• **Exercise aim**
When you spot the word "this" in a line of the data below, copy that line.

• **Data extracts**
────────────────

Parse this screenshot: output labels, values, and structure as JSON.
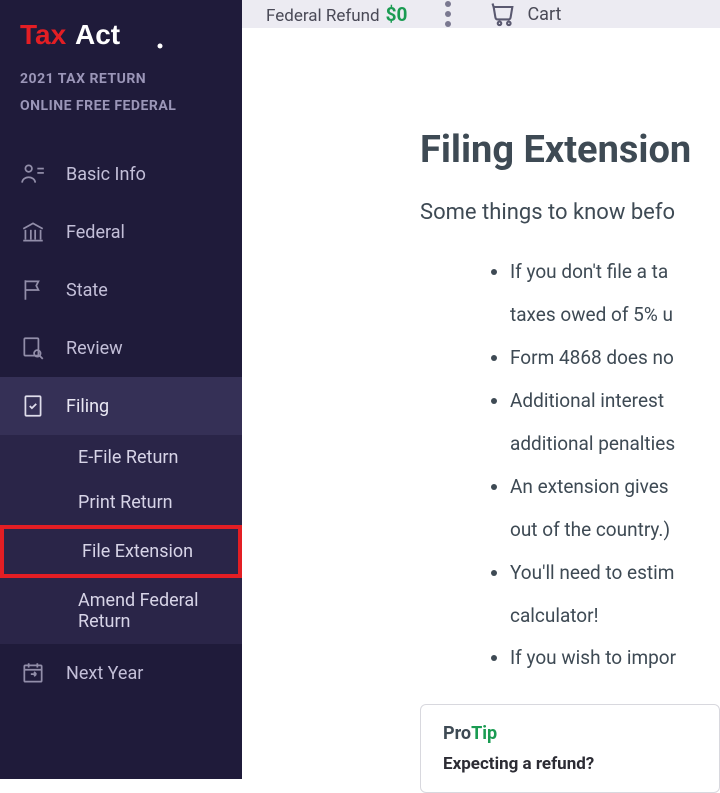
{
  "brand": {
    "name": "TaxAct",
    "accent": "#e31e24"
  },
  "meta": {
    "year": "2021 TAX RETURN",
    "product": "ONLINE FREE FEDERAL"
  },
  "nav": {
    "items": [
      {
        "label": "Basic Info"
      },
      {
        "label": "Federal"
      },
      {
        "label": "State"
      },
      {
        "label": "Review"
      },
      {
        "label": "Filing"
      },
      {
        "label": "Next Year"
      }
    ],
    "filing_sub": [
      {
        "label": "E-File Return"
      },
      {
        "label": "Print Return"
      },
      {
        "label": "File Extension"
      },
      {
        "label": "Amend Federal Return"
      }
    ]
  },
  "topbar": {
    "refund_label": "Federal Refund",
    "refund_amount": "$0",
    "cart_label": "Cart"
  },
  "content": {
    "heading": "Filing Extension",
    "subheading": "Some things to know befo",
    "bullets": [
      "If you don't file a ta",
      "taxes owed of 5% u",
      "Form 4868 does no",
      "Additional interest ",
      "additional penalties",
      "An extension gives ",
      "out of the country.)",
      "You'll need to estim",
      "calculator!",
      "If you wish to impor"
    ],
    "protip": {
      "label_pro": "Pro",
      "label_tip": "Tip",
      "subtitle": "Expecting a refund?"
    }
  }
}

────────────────

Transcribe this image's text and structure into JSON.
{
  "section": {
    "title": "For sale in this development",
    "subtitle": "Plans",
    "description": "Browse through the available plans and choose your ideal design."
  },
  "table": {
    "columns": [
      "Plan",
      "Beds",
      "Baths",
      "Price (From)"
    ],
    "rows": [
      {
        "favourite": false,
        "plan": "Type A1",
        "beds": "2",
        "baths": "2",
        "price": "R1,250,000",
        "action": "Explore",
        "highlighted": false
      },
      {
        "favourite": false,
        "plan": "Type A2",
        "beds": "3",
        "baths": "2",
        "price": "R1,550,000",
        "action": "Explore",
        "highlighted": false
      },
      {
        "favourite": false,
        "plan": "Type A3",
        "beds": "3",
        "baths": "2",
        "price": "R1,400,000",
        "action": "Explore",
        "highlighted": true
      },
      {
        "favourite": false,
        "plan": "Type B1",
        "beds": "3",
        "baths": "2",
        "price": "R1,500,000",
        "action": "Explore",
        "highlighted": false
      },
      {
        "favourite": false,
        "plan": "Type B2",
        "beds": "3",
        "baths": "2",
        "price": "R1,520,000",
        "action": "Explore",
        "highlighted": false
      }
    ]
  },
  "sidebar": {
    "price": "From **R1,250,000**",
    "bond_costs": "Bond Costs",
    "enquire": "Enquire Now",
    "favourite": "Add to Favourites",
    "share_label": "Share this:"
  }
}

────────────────

• **Solution**
Parse this screenshot: output labels, values, and structure as JSON.
Transcribe this image's text and structure into JSON.
    "title": "For sale in this development",
    "share_label": "Share this:"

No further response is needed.